Trying so hard to finish up my Cannonball this year, so I’m hitting up my backlog of unreviewed books for the year. I read some (actually, SO MANY) great books that I just never got around to reviewing, and while perusing the list, I figured you can never go wrong with a little Harry Dresden/James Marsters action. What follows is not really a review…its seems to be more like my random thoughts about these two books, as it has been a while since I listened and my brain has trouble telling these books apart.
First up: Proven Guilty.
There’s no love lost between Harry Dresden, the only wizard in the Chicago phone book, and the White Council of Wizards, who find him brash and undisciplined. But war with the vampires has thinned their ranks, so the Council has drafted Harry as a Warden and assigned him to look into rumors of black magic in the Windy City.
As Harry adjusts to his new role, another problem arrives in the form of the tattooed and pierced daughter of an old friend—all grown up and already in trouble. Her boyfriend is the only suspect in what looks like a supernatural assault straight out of a horror film. Malevolent entities that feed on fear are loose in Chicago, but it’s all in a day’s work for a wizard, his faithful dog, and a talking skull named Bob…
Wow, that quote isn’t really helping me to remember much, other than that this is the book that brings young Molly Carpenter into the fold as a major character.
A series of creepy murders — based upon scenes from horror movies — take place at a horror movie convention, SPLATTERCON!!!. Michael and Charity’s oldest daughter Molly — no longer a cute little girl, but now a pierced and tattooed teen with crazy hair — brings the case to Harry, because she and her boyfriend and other friends have been working at the convention and are scared.
Molly is kidnapped by the creatures causing the mayhem, and brought to the Never Never, where she is rescued by Murphy, Harry, and Charity.
Of course, there’s more to the story than that.
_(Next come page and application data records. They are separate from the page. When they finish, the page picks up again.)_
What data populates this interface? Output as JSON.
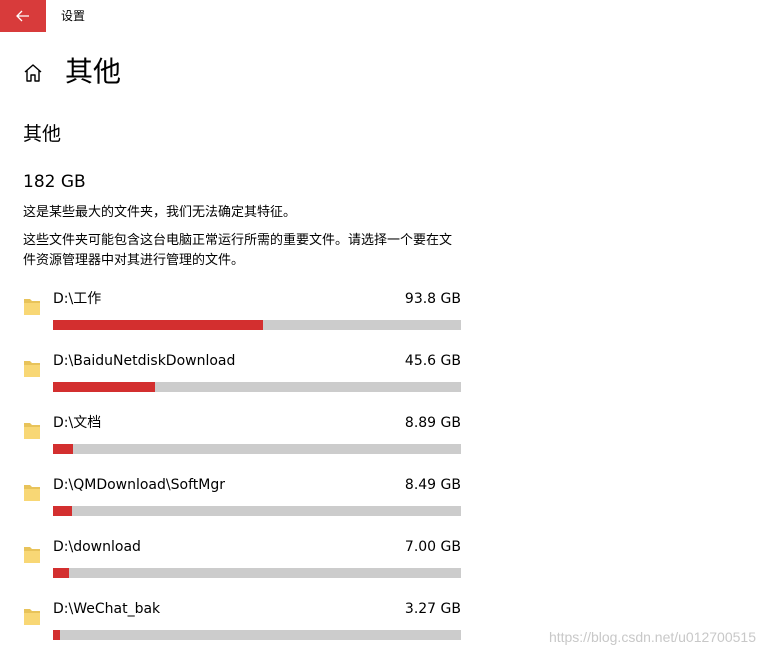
{
  "window": {
    "title": "设置"
  },
  "header": {
    "page_title": "其他"
  },
  "main": {
    "section_title": "其他",
    "total_size": "182 GB",
    "description_1": "这是某些最大的文件夹，我们无法确定其特征。",
    "description_2": "这些文件夹可能包含这台电脑正常运行所需的重要文件。请选择一个要在文件资源管理器中对其进行管理的文件。",
    "folders": [
      {
        "path": "D:\\工作",
        "size": "93.8 GB",
        "usage_fraction": 0.515
      },
      {
        "path": "D:\\BaiduNetdiskDownload",
        "size": "45.6 GB",
        "usage_fraction": 0.25
      },
      {
        "path": "D:\\文档",
        "size": "8.89 GB",
        "usage_fraction": 0.049
      },
      {
        "path": "D:\\QMDownload\\SoftMgr",
        "size": "8.49 GB",
        "usage_fraction": 0.047
      },
      {
        "path": "D:\\download",
        "size": "7.00 GB",
        "usage_fraction": 0.039
      },
      {
        "path": "D:\\WeChat_bak",
        "size": "3.27 GB",
        "usage_fraction": 0.018
      }
    ]
  },
  "watermark": "https://blog.csdn.net/u012700515",
  "icons": {
    "back": "back-arrow-icon",
    "home": "home-icon",
    "folder": "folder-icon"
  },
  "colors": {
    "accent": "#d83b3b",
    "usage_fill": "#d32f2f",
    "usage_track": "#cccccc",
    "folder_yellow": "#f8d775"
  }
}
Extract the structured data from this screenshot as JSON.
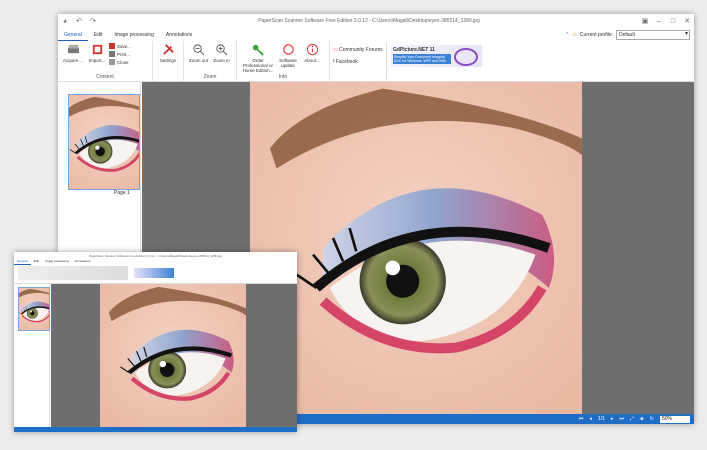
{
  "window": {
    "title": "PaperScan Scanner Software Free Edition 3.0.12 - C:\\Users\\Magali\\Desktop\\eyes-385514_1280.jpg",
    "title_short": "PaperScan Scanner Software Free Edition 3.0.12 - C:\\Users\\Magali\\Desktop\\eyes-385514_1280.jpg"
  },
  "tabs": [
    "General",
    "Edit",
    "Image processing",
    "Annotations"
  ],
  "profile": {
    "label": "Current profile:",
    "value": "Default"
  },
  "ribbon": {
    "acquire": "Acquire ...",
    "import": "Import...",
    "save": "Save...",
    "print": "Print...",
    "close": "Close",
    "content_label": "Content",
    "settings": "Settings",
    "zoom_out": "Zoom out",
    "zoom_in": "Zoom in",
    "zoom_label": "Zoom",
    "order": "Order Professional or Home Edition...",
    "update": "Software update",
    "about": "About...",
    "info_label": "Info",
    "forums": "Community Forums",
    "facebook": "Facebook",
    "promo_title": "GdPicture.NET 11",
    "promo_sub": "Simplify Your Document Imaging SDK for Windows, WPF and Web"
  },
  "thumbnail": {
    "page_label": "Page 1"
  },
  "status": {
    "page": "1/1",
    "zoom": "50%"
  },
  "colors": {
    "accent": "#1e6ec8",
    "tab_active": "#1e5fb4"
  }
}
Molly has been learning to use magic, hoping to be able to save her boyfriend and best friend from their vices. Turns out that in the magic world, this is a big no-no, and is punishable by death. As a warden of the council, Harry stands by her at trial and it is decided that he will be her sponsor and help her to learn magic responsibly.
Meanwhile, of course there’s some nonsense with vampires, Harry’s relationship with Karin Murphy, his brother Thomas, and Bob. Can’t get enough of Bob.
Proven Guilty flows right into White Night.
Meet Harry Dresden, Chicago’s first (and only) Wizard P.I. Turns out the ‘everyday’ world is full of strange and magical things – and most of them don’t play well with humans. That’s where Harry comes in. A series of apparent suicides rings alarm bells with the police, and Harry is hired. At the first crime scene he hits pay dirt, discovering an unmistakable magical taint. There’s also a message especially for him, and it ain’t pretty. The ‘killings’ will continue if Harry can’t halt his tormentor, but the evidence implicates his half-brother, which just doesn’t add up. Unfortunately Harry’s digging around attracts some powerful vampires with a stake in the result. Soon, whichever way he turns, Harry will find himself outnumbered, outclassed and dangerously susceptible to temptation. And if he screws up, his friends will die. Magic – it can get a guy killed.
Another crappy blurb. Not helping me remember much at all!
What I do remember is that this one has Elaine, Gentleman John Marcone, a group of women dying under mysterious circumstances, and a HUGE vampire battle underneath Thomas’ family estate, and flashbacks to a horrible warden incident in the desert.
I’m always wary of the stories that include Elaine. I know that these are all fictional characters, BUT I DON’T TRUST HER. #TEAMMURPHY
The battle scene was long but pretty exciting. Of course Murphy kicked ass, and it was interesting to see how Marcone joined the fight in exchange for power in the Never Never (I think?). I mostly worried about Ramirez, who I loved as a foil to Harry, and Mouse, because he’s a good boy.
As always, James Marsters did an excellent job narrating these stories. I don’t know if I would ever have read these books without him, to be honest. He truly brings Harry to life. He makes me laugh, and he even made me cry in White Night, telling the story of Helen Beckkitt’s daughter.
I’ve already started listening to Small Favor. These audiobooks are like comfort food for my ears. Thank you to all of the Cannonballers before me who made sure to mention these books over and over — I never would have known about them otherwise.